§ PROBLEM STATEMENT:
State the number of lines in these records holding "gallery". Say nothing more.
Segment Start: AVAILABLE DATA
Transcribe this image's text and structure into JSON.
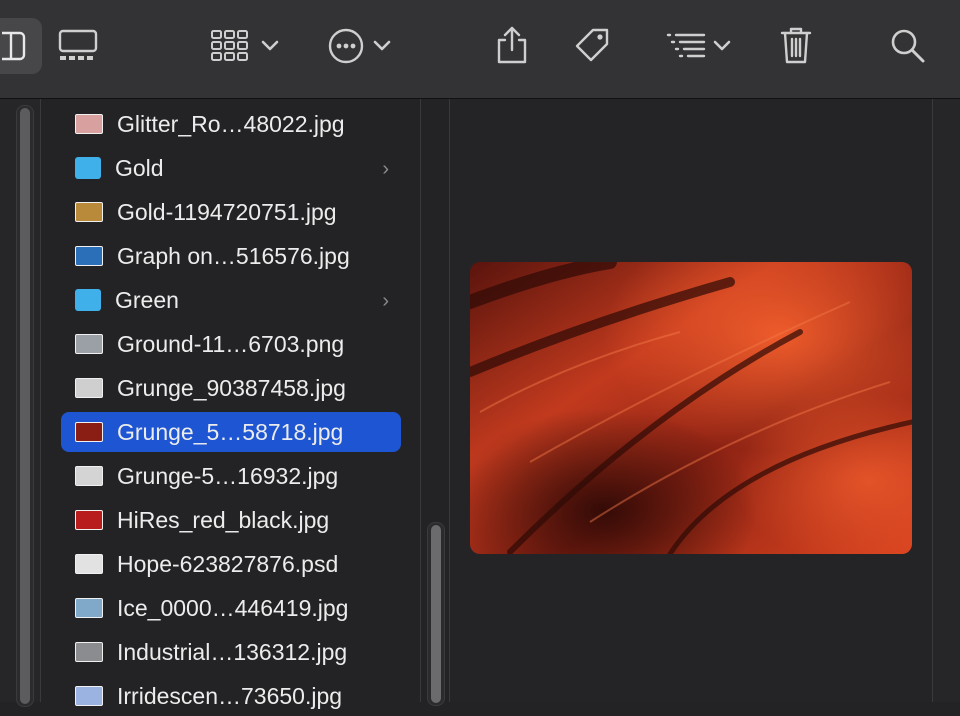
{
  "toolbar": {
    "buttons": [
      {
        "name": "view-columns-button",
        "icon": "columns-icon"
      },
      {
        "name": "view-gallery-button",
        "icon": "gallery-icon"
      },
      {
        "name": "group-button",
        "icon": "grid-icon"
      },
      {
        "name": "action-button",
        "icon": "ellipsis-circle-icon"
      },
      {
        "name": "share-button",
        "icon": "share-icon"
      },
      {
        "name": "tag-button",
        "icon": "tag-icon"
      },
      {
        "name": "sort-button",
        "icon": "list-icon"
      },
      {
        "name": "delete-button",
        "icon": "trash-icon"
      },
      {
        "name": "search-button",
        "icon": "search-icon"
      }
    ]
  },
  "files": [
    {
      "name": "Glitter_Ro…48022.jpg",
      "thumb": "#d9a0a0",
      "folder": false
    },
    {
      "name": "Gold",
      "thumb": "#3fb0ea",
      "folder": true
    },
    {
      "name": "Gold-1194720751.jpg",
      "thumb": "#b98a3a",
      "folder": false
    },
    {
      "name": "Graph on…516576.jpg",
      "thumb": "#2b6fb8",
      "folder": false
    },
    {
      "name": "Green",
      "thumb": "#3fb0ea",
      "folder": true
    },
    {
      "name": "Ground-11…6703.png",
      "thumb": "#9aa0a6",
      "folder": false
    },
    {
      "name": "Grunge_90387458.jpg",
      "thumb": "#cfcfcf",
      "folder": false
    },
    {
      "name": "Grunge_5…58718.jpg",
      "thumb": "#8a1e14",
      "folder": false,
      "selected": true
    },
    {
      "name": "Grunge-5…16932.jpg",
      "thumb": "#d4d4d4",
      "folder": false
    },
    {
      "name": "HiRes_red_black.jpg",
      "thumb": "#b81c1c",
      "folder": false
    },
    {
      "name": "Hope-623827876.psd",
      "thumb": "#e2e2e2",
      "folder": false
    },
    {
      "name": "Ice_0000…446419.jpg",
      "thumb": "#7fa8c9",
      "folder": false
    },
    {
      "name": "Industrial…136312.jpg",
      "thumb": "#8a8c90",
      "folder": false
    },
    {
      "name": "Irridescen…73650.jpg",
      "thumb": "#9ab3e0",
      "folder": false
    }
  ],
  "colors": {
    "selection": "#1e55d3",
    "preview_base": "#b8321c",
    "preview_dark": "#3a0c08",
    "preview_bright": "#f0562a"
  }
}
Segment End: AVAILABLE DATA
§ ANSWER FOR THE TASK:
2